For me, going meatless on Mondays is easy - I'm a vegetarian 7 days out of the week!  And on top of that, I choose to stay away from eggs, cheese, and milk products more often than not.  When I went veg over 6 years ago, I was completely stunned with the increased amount of energy I felt & the ability to think more clearly.

So, will you join the movement?

From this week forward, check back on Mondays for a meatless recipe courtesy of yours truly!  Although I already post a vegan recipe weekly on, expect this one to be unique (and not always vegan).

Thursday, October 7, 2010


It's pomegranate season!  I know because when I went in to Trader Joe's today they had pomegranate seed packages.  This is sooo much easier than having to get to the seeds yourself, but, I expect, much more expensive.  This is the year that I WILL stop being afraid of "eating" a pomegranate whole and will get to the seeds myself, just not quite yet.

Do you know what's so great about pomegranates?  They're packed full of antioxidants (those little things that run around in your body scavenging free radicals), even more antioxidants that green tea & red wine.  They're a good source of B Vitamins too.  Pomegranates are also known to deliver some of the best dietary fiber of any fruit. Low in calories (about 100 calories per fruit), pomegranates make a great snack for dieters! Research has also shown that this amazing superfruit has properties that may actually help to lower high cholesterol and high blood pressure.

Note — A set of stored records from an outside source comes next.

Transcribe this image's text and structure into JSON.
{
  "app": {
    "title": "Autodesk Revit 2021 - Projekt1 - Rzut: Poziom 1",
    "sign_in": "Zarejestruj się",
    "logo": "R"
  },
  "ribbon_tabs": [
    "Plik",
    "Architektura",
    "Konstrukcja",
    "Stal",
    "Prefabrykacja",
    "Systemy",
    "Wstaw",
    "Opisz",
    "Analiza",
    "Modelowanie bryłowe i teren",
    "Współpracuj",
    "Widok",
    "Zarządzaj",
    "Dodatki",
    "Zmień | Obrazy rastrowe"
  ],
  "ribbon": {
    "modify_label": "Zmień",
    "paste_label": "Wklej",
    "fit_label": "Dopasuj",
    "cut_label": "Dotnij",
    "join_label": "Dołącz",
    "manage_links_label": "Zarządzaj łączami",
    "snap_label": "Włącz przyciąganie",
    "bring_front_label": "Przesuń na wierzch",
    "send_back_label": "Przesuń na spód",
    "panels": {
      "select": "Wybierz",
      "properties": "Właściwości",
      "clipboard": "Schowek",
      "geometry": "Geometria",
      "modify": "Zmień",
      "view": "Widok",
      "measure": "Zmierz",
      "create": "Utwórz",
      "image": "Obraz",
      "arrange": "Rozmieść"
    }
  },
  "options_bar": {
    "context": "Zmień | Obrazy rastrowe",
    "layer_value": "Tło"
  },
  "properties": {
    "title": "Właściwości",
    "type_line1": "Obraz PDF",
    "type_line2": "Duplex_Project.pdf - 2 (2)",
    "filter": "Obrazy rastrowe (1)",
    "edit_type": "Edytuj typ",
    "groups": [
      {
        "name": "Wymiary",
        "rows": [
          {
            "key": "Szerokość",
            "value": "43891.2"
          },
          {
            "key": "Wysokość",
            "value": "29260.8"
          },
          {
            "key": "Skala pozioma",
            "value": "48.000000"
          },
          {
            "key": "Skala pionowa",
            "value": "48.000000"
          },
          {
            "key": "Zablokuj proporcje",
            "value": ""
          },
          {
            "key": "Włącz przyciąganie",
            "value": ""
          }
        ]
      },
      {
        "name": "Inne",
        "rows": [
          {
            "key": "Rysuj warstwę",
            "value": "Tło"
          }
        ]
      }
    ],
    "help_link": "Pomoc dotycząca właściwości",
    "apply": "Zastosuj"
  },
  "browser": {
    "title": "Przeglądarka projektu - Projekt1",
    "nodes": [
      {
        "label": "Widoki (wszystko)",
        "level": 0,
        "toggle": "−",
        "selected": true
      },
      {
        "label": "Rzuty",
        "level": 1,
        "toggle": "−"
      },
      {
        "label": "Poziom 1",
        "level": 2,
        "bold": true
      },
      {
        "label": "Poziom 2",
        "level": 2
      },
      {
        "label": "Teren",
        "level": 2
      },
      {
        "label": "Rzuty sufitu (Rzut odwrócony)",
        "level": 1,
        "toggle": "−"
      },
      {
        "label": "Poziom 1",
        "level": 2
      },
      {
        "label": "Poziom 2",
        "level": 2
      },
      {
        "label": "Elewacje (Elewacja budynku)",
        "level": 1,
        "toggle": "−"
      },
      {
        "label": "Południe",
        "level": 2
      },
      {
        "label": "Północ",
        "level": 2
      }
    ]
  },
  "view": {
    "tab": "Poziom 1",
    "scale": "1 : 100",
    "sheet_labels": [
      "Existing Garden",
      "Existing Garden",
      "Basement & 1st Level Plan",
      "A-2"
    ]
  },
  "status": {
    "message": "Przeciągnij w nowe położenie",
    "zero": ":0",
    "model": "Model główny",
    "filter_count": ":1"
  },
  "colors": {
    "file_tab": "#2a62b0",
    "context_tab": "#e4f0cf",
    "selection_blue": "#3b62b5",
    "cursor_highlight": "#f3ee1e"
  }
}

Pomegranate juice has even been shown to work well as a blood thinner.

You can make juice from the fresh fruit to freeze and store for the remainder of the year if you'd like.   100% pomegranate juice is also quite easy to find in stores (just make sure it's not from concentrate, and doesn't have added sugar!)  An 8 oz glass of pomegranate juice provides approximately 50% of an adult's recommended daily allowance (RDA) of vitamins A, C and E, 100% RDA of folic acid, and 13% RDA of potassium.  But be careful, you'll also be getting alot of sugar - sometimes over 30 grams!

So, which would you prefer?  Seeds or Juice?  I'll stick with the seeds, by the handful!

Wednesday, October 6, 2010

Get Well Wednesday!

Hello, beautiful people!

I've been a bit under the weather the past few days due in part to the drastic temperature changes and a bit of allergies. I've tried a few things here and there, and tonight - I finally decided to pull out the chicken noodle soup.

But, is chicken noodle soup an old wives tale? Certainly, it must be? Or, perhaps the reason it works so well is because when your mom used to make it she would put all her love into it. (This, by the way, I think is part of the reason. Things always taste better when my mom cooks them for me - no matter what.)

Some say the steam from the soup is the real benefit. Sipping hot soup and breathing in the steam helps clear up congestion, keeps the mucous flowing a little bit better and just makes you feel better by eating something warm.

There was a study, however, at the University of Nebraska that found that the soup stops the movement of inflammation-causing white blood cells called neutrophils. Also found was that chicken soup not only helps hydrate us when we have a cold, but also helps clear airways and makes breathing easier. They also found that the chicken noodle soup didn't have to be made by your mom, but could be healing even out of a can!

So, what do you believe? I had to rely on canned Amy's No Chicken Noodle Soup - and I felt better for a good couple of hours. Is it all in my head? I hope not!

Sunday, October 3, 2010

It's Live!


The site is officially a go! The paypal buttons have been created, the colors sorted, the designs posted.

To be brief, I'm essentially trying to raise money to pay for my schooling. But it's not just regular ol' school - it's a school dedicated to teaching their students how to help people live healthier & happier lives through food. For a thorough account of what I'm attempting to do here, please check out the about section where I spill my guts to you about why I've created this page.

So poke around, see what you like, and if you have any questions - at all - please do not hesitate to e-mail me at

good day!

I want to go to school! I need to go to school!

Wanna help?

Stay tuned....